ABOUT THIS BOOK
Extreme Europe explores the urban extremes of Europe in their cultural, physical, geographical and mythical dimensions, considering the history and visual culture of Europe in the decade after the fall of the Berlin Wall. Barber's purpose is to examine Europe's cities and their surrounding areas as sites of a conflict between the mesmerizing, all-engulfing power of visual media and the barely surviving traces of tenacious historical culture; his premise is that the "breakdown zones" at Europe's urban edges are the sites where its oppositional and most vital images and languages are being created today.
Barber sets out to explore and define Europe's political and conceptual edges, first making a circuit eastwards through Albania to Turkey, then south- and westwards along the Mediterranean coast, with stops in Crete and Marseille.
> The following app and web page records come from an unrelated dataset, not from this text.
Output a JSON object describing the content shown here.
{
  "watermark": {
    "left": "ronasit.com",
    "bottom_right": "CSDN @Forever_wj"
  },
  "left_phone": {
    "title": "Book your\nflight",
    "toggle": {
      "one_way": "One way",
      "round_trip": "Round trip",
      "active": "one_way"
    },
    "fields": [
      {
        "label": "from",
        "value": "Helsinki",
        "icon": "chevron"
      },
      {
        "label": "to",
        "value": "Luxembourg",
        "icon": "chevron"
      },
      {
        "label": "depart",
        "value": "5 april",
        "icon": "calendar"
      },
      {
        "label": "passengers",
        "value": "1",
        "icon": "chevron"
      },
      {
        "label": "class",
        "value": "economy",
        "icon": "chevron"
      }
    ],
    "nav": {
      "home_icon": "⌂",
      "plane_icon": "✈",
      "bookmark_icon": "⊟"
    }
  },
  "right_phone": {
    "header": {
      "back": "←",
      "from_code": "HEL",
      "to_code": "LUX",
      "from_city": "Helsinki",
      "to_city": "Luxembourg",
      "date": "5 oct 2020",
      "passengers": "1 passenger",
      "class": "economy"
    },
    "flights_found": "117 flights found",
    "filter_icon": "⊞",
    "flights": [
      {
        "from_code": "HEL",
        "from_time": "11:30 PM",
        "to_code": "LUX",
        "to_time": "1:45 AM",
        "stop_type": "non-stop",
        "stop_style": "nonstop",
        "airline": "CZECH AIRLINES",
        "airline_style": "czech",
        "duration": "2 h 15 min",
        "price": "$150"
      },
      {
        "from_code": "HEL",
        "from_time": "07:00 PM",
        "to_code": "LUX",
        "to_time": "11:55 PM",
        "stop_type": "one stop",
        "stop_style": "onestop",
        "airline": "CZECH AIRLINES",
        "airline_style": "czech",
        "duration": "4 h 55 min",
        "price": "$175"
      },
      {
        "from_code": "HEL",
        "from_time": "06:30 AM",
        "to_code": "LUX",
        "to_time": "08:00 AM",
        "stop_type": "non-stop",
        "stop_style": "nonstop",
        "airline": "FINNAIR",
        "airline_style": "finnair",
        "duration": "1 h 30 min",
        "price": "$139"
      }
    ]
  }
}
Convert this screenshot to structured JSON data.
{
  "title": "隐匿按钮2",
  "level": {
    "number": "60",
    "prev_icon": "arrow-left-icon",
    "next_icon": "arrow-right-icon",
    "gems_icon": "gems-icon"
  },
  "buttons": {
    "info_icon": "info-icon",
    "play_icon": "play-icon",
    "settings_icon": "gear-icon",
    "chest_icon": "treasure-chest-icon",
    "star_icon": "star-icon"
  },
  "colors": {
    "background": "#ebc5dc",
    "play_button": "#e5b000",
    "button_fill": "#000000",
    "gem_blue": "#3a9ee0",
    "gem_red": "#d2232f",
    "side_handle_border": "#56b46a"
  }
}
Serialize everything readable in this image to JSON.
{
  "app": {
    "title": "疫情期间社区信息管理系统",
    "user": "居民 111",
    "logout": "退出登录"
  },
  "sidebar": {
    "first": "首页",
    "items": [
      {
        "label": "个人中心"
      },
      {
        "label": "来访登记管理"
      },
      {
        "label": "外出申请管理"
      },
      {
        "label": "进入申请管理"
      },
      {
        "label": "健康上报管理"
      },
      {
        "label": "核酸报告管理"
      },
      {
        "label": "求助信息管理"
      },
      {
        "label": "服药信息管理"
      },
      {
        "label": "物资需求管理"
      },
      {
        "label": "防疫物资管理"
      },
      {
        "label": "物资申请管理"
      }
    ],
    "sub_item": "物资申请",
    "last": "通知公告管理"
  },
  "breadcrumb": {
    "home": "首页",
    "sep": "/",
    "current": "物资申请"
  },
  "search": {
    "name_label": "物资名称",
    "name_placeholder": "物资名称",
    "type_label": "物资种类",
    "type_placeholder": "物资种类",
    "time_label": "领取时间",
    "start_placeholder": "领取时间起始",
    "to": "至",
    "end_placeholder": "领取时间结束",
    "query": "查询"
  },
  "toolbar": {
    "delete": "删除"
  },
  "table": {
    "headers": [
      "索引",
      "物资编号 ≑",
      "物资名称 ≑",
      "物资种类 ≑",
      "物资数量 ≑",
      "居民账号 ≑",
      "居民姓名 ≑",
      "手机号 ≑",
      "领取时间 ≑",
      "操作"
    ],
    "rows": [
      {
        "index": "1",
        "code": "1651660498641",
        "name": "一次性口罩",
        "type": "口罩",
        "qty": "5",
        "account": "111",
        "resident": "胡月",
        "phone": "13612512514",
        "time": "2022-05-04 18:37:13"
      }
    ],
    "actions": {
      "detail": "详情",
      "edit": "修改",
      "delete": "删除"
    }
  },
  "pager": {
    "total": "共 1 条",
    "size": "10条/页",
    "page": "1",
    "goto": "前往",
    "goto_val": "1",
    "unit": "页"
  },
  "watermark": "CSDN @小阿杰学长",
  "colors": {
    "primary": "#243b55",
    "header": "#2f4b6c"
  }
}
The book's two other sections move, first, through several decades of history as they can be read in both the surviving and the transformed fabrics of Berlin, and, finally, through the frayed, disaffected multicultural landscapes of Paris's outer suburbs.